By Jack Miles

Wednesday 2nd December saw the 4th Kantar Information is Beautiful Awards take place in London. Data visualisation has grown into a well-known discipline in its own right thanks to the work of David McCandless, Hans Rosling and others. This discipline has grown from strength to strength in recent years alongside society’s digitisation, datatainment and the commercial obsession with big data.

What with the research and insight industry being in the business of telling stories with data, we are well placed to learn from an evening that celebrated data visualisation and journalism. That said, as researchers, it is always our instinct to ask questions – and reflecting on this event was no different.

Lessons To Be Learned

Motion Matters

Commercial research regularly discusses the value of data driven narratives. However, 99% of the time this story is told in a static way. Motion Infographics – such as Vox’s Syrian War in 5 Mins – increase the power of data narrative exponentially by integrating motion into their visualisations. Resultantly, an increased quantity of information is communicated with increased conciseness and clarity. Given the volume of data and the notoriously short time researchers have to engage with stakeholders, increased motion in our visualisations offers great opportunity.

Basic Is Beautiful

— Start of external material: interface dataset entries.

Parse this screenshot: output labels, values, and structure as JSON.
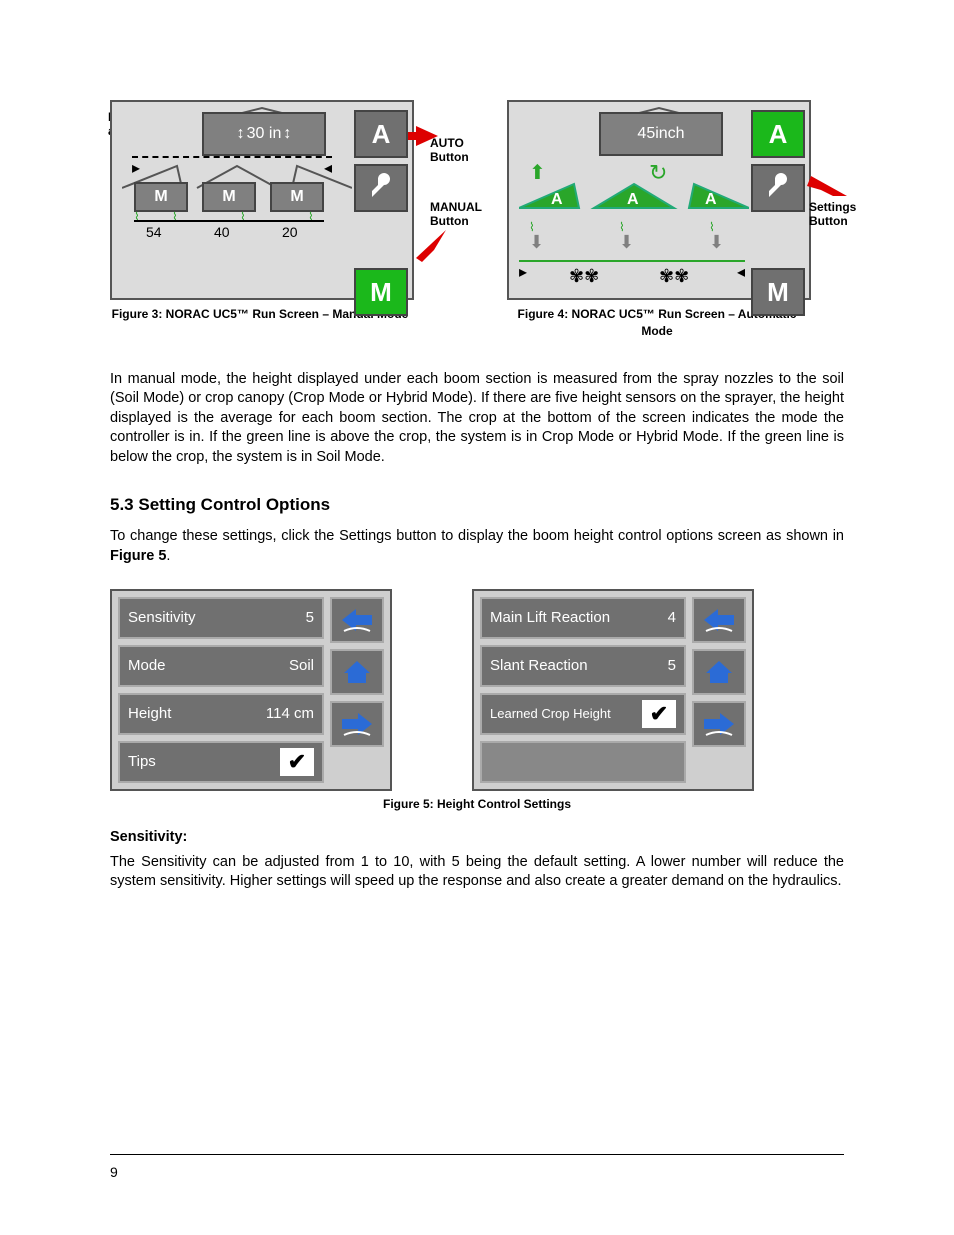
{
  "figures": {
    "fig3": {
      "annot_boom_label": "Boom Height\nand State",
      "annot_auto": "AUTO\nButton",
      "annot_manual": "MANUAL\nButton",
      "topbox_value": "30 in",
      "sections": [
        {
          "mode": "M",
          "height": "54"
        },
        {
          "mode": "M",
          "height": "40"
        },
        {
          "mode": "M",
          "height": "20"
        }
      ],
      "side_auto": "A",
      "side_manual": "M",
      "caption": "Figure 3: NORAC UC5™ Run Screen – Manual Mode"
    },
    "fig4": {
      "annot_settings": "Settings\nButton",
      "topbox_value": "45inch",
      "sections": [
        {
          "mode": "A"
        },
        {
          "mode": "A"
        },
        {
          "mode": "A"
        }
      ],
      "side_auto": "A",
      "side_manual": "M",
      "caption": "Figure 4: NORAC UC5™ Run Screen – Automatic Mode"
    },
    "fig5": {
      "caption": "Figure 5:  Height Control Settings"
    }
  },
  "paragraphs": {
    "p1": "In manual mode, the height displayed under each boom section is measured from the spray nozzles to the soil (Soil Mode) or crop canopy (Crop Mode or Hybrid Mode).  If there are five height sensors on the sprayer, the height displayed is the average for each boom section.  The crop at the bottom of the screen indicates the mode the controller is in.  If the green line is above the crop, the system is in Crop Mode or Hybrid Mode.  If the green line is below the crop, the system is in Soil Mode.",
    "p2": "To change these settings, click the Settings button to display the boom height control options screen as shown in Figure 5.",
    "p3": "The Sensitivity can be adjusted from 1 to 10, with 5 being the default setting.  A lower number will reduce the system sensitivity.  Higher settings will speed up the response and also create a greater demand on the hydraulics."
  },
  "headings": {
    "sec53": "5.3  Setting Control Options",
    "sensitivity": "Sensitivity:"
  },
  "settings_left": [
    {
      "label": "Sensitivity",
      "value": "5"
    },
    {
      "label": "Mode",
      "value": "Soil"
    },
    {
      "label": "Height",
      "value": "114 cm"
    },
    {
      "label": "Tips",
      "value": "check"
    }
  ],
  "settings_right": [
    {
      "label": "Main Lift Reaction",
      "value": "4"
    },
    {
      "label": "Slant Reaction",
      "value": "5"
    },
    {
      "label": "Learned Crop Height",
      "value": "check"
    },
    {
      "label": "",
      "value": ""
    }
  ],
  "page_number": "9"
}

Some of the visualisations showcased – such as Sara Piccolomini’s Freedom in Countries – were extremely complex in their presentation. Comparatively, visualisations such as the Surgeon Scorecard by Sisi Wei, Olga Pierce and Marshall Allen, at their core, were the well packaged fundamentals of the majority of most quantitative researcher’s tool kit – bar charts and such the like. What this demonstrates is that as an industry we needn’t view data visualisation as a distant discipline. We have the ability to use our fundamental tools in a well marketed format to make a much bigger impact than we think.

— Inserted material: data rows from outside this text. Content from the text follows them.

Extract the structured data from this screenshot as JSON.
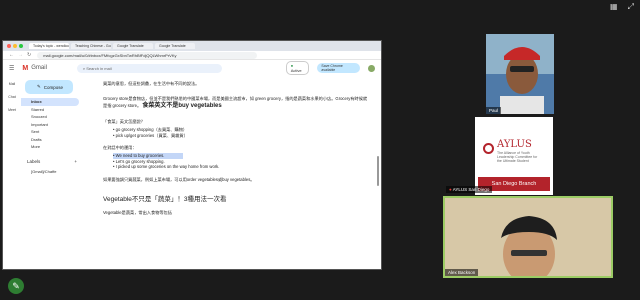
{
  "browser": {
    "tabs": [
      "Today's topic - wendiochem",
      "Teaching Chinese - Google Docs",
      "Google Translate",
      "Google Translate"
    ],
    "url": "mail.google.com/mail/u/0/#inbox/FMfcgzGxSbnTwRhBfFdjQQLWhmrPrVKy"
  },
  "gmail": {
    "brand": "Gmail",
    "search_placeholder": "Search in mail",
    "status": "Active",
    "enable_prompt": "Save Chrome available",
    "rail": [
      "Mail",
      "Chat",
      "Meet"
    ],
    "compose": "Compose",
    "folders": [
      "Inbox",
      "Starred",
      "Snoozed",
      "Important",
      "Sent",
      "Drafts",
      "More"
    ],
    "labels_title": "Labels",
    "labels": [
      "[Gmail]/Chaffe"
    ]
  },
  "email": {
    "line0": "買菜的意思，但這些詞彙，在生活中有不同的說法。",
    "para1": "Grocery store是食物店，但並不是我們熟悉的中國菜市場，而是美國主流超市，如 green grocery，指的是蔬菜和水果的小店。Grocery有時候就是指 grocery store。",
    "para1_big": "食菜英文不是buy vegetables",
    "q1": "「食菜」英文怎麼說？",
    "bullets1": [
      "• go grocery shopping（去買菜、購物）",
      "• pick up/get groceries（買菜、買雜貨）"
    ],
    "example_hdr": "在對話中的運用：",
    "bullets2": [
      "• We need to buy groceries.",
      "• Let's go grocery shopping.",
      "• I picked up some groceries on the way home from work."
    ],
    "note": "如果要強調只買蔬菜，例如上菜市場，可以用order vegetables或buy vegetables。",
    "heading2": "Vegetable不只是「蔬菜」！3種用法一次看",
    "last": "Vegetable是蔬菜，常出入食物等包括"
  },
  "participants": [
    {
      "name": "Paul"
    },
    {
      "name": "AYLUS San Diego",
      "logo_title": "AYLUS",
      "logo_sub": "The Alliance of Youth Leadership Committee for the Ultimate Student",
      "logo_banner": "San Diego Branch"
    },
    {
      "name": "Alex Backson"
    }
  ],
  "colors": {
    "accent": "#b3232b",
    "compose": "#c2e7ff",
    "background": "#1b1b1b"
  }
}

Generate. Visualise. Disseminate. Excite

An awards ceremony would not be an awards ceremony without random bouts of cheering from the audience – albeit typically supporting their own entries. Information Is Beautiful was different. Attendees were clapping, cheering and gasping all entries throughout the evening. This highlights that data visualisation is truly a field that can wow and excite an audience. As researchers, the desire to excite a client with our work is something that should be a priority – advancing our visualisations like Giorgia Lupi and Stefanie Posavec et al is clearly a springboard for this.

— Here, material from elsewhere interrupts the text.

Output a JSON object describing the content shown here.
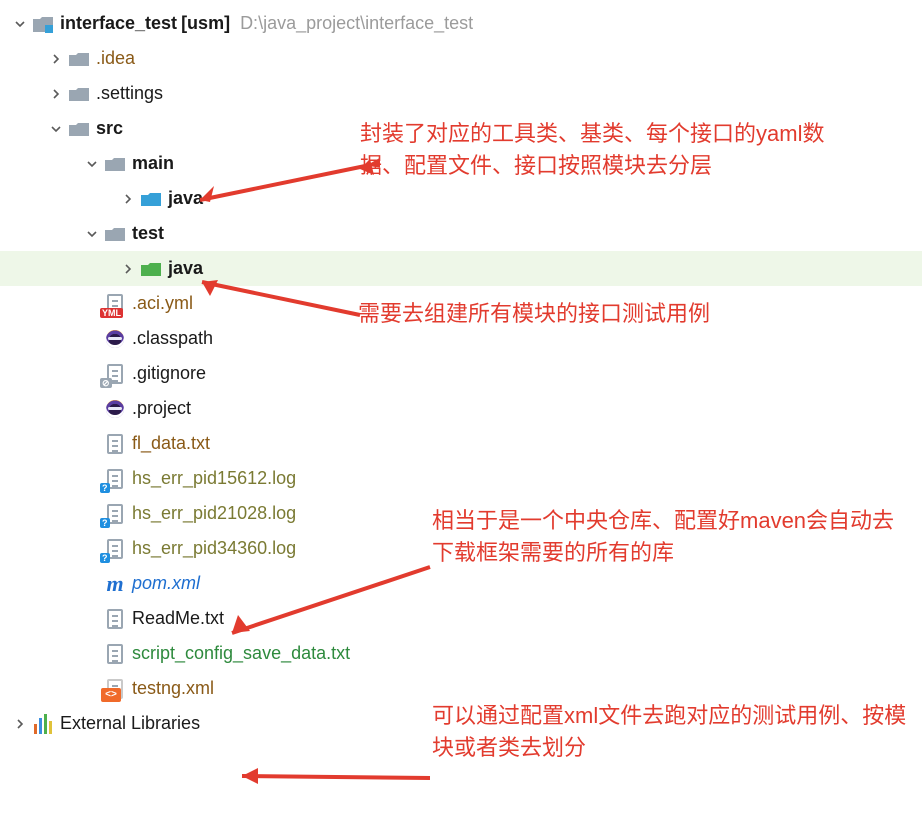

Questions To Be Posed

Information is Beautiful, But Is It Always Insightful?

The aesthetic nature of data visualisation is undisputable. However, after having the ‘wow’ moment at the beauty of a data visualisation there is always a lingering ‘what does this all mean?’ moment. Static visualisations often fail to pull together their content in a directive way. In the commercial space where the readers of data stories want to be told which way to go after they’ve put the data down, this is something data visualizers need to consider in the future.

They’ve Got The Power, Have We?

The visualisations on display were not only incredibly powerful in the way they displayed information, but often the data they communicated was on exceptionally powerful topics – migration and health for example. How powerful can we make visualisations around the more vanilla areas of commercial research? It’s debateable. The inference to be made here is that advanced visualisation is not always the answer, but where it is the answer for commercial researchers, in my mind, is on the topics that touch a wide stakeholder audience and have highly strategic ramifications.

Data Visualisation is Amazing, But Is It Commercially Viable?

The commercial world, as a sector, are one of the biggest holders and users of data. Therefore, it was surprising to see a lack of visualisations from what would typically be labelled the commercial sector. Furthermore, very few visualisations told commercially orientated stories on topics such as brands and products. Why was this? Clearly the pinnacle of visualisations require great time input – is data visualisation of this level not yet agile enough to meet commercial realities? Given the increased presence of procurement in the marketing and research space, we also have to ask, is investment in data visualisation not valued yet? Is the visualisation and corporate infusion of data perceived as a nice-to-have? Possibly. But in a data driven business culture, one would hope this will change.

So to researchers, we need to open our arms and embrace visualisation advancements to enable us to excite our clients on the most important of business matters. To data visualisers, please help us to do so by offering agile solutions that not only tell a story, but to give direction as well. With data visualisation being seen as the foremost skill in our industry by the recent GRIT Report, bringing these two items together is more imperative than ever.

Jack Miles, Research Director, Northstar Research Partners, @northstarlondon